> What to produce: Only a single number is expected: how many lines of the data hold the word "your".

§

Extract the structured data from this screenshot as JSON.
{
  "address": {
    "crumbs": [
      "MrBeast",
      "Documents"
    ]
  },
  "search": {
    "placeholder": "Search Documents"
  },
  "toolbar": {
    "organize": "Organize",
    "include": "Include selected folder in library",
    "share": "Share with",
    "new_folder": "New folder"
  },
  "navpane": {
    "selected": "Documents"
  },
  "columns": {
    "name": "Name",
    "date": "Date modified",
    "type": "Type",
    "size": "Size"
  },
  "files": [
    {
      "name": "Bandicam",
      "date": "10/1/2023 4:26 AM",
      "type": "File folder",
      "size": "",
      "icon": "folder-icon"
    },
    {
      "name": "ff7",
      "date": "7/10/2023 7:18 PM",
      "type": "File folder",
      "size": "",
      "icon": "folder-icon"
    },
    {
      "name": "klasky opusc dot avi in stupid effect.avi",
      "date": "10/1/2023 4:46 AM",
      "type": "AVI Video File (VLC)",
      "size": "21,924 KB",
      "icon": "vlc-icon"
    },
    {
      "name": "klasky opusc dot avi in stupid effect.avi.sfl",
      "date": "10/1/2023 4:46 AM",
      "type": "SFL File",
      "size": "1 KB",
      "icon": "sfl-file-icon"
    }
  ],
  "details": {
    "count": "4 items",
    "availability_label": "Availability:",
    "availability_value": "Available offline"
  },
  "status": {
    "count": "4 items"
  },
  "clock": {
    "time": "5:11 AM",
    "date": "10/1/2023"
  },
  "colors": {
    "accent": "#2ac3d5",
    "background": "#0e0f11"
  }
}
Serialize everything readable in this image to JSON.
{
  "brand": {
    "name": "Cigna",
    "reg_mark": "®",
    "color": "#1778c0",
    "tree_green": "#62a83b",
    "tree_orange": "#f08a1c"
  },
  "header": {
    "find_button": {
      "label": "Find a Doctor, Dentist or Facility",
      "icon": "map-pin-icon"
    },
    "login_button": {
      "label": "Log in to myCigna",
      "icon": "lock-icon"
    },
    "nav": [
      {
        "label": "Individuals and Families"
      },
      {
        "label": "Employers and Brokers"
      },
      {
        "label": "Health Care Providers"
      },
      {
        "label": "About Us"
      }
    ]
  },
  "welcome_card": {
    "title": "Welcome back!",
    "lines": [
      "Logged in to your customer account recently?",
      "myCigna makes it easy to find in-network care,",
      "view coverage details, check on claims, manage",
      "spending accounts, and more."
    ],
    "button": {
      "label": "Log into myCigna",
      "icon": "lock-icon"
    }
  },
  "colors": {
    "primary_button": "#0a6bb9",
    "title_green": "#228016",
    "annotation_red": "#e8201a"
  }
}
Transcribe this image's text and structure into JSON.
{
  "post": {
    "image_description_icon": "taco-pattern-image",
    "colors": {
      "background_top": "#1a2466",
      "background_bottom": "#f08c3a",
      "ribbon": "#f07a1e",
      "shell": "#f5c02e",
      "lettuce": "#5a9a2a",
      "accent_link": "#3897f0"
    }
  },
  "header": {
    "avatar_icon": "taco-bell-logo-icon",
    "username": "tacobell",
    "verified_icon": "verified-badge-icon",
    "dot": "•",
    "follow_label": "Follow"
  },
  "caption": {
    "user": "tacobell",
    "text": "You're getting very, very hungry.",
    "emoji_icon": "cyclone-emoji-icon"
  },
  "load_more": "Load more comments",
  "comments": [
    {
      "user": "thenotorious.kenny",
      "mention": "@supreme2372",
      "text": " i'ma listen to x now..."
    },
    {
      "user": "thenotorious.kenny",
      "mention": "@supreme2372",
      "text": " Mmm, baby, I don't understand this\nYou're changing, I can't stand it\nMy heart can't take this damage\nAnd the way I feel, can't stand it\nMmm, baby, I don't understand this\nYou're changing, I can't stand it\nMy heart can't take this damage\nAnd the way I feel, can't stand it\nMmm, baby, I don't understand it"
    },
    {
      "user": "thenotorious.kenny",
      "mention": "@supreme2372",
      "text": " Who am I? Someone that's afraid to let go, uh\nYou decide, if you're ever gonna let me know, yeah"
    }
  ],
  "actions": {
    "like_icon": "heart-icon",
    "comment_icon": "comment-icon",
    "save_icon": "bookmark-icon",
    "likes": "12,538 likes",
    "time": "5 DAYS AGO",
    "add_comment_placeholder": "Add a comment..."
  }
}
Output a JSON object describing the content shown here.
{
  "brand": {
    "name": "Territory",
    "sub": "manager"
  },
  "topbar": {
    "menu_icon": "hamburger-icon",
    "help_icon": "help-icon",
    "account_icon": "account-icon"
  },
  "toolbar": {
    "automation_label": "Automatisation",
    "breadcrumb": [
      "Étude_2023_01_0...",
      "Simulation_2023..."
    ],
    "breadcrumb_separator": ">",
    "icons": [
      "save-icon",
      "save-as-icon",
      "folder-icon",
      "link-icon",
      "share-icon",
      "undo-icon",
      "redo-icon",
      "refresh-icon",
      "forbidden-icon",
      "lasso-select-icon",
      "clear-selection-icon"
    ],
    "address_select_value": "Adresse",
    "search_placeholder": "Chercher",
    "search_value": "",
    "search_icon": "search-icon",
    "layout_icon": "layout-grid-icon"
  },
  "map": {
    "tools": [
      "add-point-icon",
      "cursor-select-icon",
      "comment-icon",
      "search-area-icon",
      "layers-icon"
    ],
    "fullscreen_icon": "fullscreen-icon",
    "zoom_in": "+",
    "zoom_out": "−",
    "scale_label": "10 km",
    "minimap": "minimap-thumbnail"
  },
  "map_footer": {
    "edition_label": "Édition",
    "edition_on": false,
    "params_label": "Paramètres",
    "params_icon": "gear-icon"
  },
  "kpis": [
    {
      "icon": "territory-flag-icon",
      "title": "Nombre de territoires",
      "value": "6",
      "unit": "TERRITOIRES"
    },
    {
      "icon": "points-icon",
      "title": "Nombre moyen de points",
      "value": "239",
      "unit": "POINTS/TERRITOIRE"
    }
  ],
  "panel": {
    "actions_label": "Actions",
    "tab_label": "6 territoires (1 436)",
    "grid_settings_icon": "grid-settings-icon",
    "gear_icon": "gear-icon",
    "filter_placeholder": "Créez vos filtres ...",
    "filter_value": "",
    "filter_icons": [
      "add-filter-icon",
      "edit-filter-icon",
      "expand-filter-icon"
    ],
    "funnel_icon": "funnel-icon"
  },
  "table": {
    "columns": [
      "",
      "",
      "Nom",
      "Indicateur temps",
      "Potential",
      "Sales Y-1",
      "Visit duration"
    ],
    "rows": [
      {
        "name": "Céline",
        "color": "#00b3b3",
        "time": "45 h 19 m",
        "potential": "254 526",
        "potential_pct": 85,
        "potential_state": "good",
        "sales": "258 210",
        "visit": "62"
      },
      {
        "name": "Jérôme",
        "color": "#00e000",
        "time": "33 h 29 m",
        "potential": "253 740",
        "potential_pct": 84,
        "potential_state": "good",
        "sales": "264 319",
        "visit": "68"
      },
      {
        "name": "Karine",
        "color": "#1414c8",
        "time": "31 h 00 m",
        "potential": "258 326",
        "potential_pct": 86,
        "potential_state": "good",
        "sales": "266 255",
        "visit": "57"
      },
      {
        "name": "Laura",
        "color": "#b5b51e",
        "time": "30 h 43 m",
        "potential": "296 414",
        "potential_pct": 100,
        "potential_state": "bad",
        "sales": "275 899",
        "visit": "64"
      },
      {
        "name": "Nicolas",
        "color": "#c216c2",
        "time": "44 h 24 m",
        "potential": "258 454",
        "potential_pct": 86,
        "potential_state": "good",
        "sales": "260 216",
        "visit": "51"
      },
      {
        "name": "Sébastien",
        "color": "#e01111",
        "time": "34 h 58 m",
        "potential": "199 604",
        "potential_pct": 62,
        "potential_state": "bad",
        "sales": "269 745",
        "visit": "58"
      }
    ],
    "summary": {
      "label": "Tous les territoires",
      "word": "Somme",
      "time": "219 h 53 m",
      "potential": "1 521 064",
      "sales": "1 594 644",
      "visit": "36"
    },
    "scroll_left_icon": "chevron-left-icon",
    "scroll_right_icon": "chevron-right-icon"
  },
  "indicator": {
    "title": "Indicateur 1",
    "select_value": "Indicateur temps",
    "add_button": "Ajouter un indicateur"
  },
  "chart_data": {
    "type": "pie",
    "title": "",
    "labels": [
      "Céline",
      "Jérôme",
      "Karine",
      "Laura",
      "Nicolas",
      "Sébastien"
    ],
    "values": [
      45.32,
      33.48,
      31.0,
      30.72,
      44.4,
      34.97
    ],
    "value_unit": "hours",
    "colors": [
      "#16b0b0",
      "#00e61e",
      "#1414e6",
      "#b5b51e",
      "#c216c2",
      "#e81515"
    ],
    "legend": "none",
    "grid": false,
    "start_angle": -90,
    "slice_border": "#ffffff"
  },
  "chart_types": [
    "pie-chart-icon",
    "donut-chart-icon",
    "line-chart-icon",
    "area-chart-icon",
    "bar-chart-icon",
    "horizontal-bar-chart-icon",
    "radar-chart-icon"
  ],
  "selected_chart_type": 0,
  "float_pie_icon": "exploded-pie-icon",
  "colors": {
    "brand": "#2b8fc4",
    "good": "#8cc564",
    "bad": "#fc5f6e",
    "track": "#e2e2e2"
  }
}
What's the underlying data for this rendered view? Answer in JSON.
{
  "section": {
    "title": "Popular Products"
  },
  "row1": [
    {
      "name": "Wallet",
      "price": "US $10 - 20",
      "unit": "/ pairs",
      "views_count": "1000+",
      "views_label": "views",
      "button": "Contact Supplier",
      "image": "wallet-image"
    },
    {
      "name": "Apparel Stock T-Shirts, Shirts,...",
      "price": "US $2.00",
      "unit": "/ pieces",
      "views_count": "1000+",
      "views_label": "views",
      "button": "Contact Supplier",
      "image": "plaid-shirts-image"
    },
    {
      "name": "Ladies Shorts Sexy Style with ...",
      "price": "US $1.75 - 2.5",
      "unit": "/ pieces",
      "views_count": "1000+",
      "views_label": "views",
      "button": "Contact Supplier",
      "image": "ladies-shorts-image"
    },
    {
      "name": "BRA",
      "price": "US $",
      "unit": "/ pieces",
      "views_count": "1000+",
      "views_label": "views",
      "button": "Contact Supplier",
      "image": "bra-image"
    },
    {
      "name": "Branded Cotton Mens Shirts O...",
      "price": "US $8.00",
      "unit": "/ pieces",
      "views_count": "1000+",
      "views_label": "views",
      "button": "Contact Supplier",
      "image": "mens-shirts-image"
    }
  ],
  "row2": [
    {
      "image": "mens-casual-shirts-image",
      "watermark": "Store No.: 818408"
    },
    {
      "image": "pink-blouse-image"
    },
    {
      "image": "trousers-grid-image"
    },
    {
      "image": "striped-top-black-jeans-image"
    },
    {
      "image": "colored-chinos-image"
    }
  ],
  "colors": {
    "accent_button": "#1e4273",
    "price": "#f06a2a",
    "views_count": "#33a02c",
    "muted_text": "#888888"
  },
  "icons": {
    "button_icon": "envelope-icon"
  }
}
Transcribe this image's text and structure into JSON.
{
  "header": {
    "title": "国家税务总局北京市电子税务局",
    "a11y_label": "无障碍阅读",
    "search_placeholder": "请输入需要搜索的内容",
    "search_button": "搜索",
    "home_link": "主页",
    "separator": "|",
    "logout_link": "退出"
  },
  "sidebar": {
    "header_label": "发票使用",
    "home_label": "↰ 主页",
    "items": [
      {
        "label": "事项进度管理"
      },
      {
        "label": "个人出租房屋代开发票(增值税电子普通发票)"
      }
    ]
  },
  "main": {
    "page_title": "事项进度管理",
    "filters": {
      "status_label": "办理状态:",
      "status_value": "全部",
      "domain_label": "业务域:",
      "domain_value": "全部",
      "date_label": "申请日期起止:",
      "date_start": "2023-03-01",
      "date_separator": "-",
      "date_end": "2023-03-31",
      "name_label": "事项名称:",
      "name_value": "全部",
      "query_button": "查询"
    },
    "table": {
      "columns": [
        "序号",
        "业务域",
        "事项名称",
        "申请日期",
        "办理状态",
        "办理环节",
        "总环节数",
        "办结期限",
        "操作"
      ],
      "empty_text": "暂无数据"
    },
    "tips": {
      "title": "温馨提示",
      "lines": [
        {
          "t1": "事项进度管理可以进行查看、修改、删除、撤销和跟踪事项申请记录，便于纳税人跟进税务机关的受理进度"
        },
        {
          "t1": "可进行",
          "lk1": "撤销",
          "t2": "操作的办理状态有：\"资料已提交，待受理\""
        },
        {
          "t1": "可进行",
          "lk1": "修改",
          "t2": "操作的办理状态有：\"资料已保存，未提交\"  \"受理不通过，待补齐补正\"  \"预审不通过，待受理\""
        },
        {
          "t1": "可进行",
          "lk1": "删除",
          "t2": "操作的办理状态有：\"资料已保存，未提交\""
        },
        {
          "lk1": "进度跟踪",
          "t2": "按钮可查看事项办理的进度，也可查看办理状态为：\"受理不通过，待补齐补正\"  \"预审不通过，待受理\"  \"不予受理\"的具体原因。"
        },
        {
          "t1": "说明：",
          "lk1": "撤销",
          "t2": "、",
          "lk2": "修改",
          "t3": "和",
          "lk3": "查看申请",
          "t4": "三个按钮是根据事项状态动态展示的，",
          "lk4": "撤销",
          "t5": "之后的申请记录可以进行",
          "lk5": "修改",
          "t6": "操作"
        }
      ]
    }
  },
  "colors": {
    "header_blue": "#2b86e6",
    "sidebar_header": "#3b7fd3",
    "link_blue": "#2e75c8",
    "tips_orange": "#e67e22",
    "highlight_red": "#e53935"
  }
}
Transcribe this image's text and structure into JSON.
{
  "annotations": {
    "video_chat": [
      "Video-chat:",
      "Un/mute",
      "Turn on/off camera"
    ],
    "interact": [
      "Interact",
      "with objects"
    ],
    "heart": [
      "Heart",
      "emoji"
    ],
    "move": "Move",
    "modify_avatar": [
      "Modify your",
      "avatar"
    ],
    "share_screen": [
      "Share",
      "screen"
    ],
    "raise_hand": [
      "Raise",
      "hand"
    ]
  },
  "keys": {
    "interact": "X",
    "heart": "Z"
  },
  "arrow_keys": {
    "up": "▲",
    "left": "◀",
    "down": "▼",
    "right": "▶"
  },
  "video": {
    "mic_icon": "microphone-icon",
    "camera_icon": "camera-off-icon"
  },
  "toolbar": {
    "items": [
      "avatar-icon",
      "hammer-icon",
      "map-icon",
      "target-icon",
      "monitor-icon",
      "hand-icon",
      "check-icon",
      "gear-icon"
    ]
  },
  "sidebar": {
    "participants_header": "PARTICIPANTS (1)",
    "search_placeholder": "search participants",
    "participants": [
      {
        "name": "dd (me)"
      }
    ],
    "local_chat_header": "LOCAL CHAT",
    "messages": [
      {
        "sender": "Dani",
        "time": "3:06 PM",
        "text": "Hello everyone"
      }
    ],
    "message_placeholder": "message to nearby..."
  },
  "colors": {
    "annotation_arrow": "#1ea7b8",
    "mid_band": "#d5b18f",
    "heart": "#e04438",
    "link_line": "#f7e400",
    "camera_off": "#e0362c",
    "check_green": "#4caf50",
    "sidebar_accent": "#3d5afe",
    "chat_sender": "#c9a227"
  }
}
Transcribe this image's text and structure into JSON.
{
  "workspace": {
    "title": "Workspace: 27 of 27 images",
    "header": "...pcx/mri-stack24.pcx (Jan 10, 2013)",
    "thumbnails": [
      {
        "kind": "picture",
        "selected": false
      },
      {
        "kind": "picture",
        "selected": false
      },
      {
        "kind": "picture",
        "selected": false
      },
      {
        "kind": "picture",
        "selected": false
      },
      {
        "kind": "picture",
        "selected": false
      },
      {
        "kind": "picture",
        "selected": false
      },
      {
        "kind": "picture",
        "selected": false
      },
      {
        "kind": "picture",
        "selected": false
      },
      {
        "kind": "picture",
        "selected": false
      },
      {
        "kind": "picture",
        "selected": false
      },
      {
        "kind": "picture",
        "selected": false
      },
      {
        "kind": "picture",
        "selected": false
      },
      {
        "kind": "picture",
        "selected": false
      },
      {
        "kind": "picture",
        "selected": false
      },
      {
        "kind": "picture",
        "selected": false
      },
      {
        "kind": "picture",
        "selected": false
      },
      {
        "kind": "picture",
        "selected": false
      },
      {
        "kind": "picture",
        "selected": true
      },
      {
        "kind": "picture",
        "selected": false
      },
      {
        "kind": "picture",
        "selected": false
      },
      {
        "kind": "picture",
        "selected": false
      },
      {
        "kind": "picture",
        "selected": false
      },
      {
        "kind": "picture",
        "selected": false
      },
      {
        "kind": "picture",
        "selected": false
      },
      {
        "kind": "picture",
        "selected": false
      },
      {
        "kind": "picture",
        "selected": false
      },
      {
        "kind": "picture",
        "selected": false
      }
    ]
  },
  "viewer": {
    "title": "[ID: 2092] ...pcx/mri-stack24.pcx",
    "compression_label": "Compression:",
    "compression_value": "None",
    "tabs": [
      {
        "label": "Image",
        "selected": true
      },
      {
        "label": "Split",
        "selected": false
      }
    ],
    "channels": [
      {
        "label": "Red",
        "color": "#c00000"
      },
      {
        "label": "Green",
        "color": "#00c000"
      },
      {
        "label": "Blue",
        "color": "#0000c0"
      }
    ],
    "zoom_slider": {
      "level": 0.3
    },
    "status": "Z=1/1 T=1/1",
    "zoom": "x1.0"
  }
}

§

> Result: 2